Games Workshop revealed the next release for small-scale miniatures wargaming line Warhammer Underworlds would be a two-person starter set aimed at introducing new players to the fantasy-themed Age of Sigmar format.
Inside is everything a pair needs to begin duking it out, including tokens, essential rules, dice and two warbands from different factions. For those unfamiliar, warbands run quite smaller than traditional Warhammer armies - somewhere between four and six units - which means skirmishes prioritise guerilla tactics and individual positioning rather than plastic blobs and double handfuls of dice. It’s why we listed Warhammer Underworlds as one of the better miniatures titles beyond that standard Warhammer experience.

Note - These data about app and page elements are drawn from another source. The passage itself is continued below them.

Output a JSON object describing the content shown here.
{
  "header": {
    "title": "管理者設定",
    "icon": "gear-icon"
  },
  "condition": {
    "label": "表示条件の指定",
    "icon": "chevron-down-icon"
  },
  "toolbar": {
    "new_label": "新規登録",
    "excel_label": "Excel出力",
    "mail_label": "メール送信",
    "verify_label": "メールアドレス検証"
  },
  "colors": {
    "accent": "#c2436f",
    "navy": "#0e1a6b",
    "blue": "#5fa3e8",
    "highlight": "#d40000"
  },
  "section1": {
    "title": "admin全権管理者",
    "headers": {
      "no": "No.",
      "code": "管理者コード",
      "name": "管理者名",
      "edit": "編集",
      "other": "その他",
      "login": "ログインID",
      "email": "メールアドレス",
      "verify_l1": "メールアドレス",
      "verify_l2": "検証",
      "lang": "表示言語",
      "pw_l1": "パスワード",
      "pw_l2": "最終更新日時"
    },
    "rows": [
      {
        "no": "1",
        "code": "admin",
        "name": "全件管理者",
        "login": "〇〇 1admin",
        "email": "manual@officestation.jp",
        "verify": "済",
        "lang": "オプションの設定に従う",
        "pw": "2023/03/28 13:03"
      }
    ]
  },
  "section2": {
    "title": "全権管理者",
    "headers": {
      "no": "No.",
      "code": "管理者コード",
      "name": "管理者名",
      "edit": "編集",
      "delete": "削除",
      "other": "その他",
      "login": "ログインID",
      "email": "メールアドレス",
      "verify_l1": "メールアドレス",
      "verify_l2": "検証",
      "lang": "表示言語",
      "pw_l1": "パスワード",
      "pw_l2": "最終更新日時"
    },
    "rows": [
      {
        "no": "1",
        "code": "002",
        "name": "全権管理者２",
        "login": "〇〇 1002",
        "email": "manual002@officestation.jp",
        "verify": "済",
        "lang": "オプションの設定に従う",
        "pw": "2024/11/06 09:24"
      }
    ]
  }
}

Players can either take control of the Stormcast Eternal’s Storm of Celestus, comprising three warriors and one loyal gryph-hound or Drepur’s Wraithcreepers, a four-unit Nagash warband. Each specialise in different tactics and bring contrasting abilities to the field. Speaking of, the two included battleground boards are double sided to depict a range of locations with various terrain modifications and hazards. Capturing and holding high ground is just as important in Underworld’s smaller-scale battles.
Practiced skirmishers will already know that building the card decks that power their warbands provides the deepest tactical element in the game but can also act as a large barrier to entry for the uninitiated. This new starter set circumvents that by packaging preconstructed decks that Games Workshop claims should provide plenty of interesting battles without any modification.
If the Warhammer Underworlds starter set reads as underwhelming to players already bought in, that’s likely by design. Each new box the company has put out since introducing the less-expensive and more approachable game mode has added mechanical wrinkles, modified the base rules with new warband abilities, and expanded the pool of neutral cards that players need to be aware of in their opponents’ decks.
None of that is necessarily bad - if Games Workshop is good at anything lately it’s consistently supporting game modes with a steady stream of content. But establishing a baseline experience allows interested players - whether they arrive from outside wargaming or simply want a pared-down version of the larger-scale traditional format - to acclimate themselves to Underworld and be more likely to invest in the several other warbands currently available. To wit, the preview page links to a couple of painting tutorials for the included armies. Any Warhammer fan knows beautifying your crew is at least half the fun of the hobby.
Warhammer Underworld’s starter set will be available to pre-order through Games Workshop’s website starting April 10th, but the price is not currently known.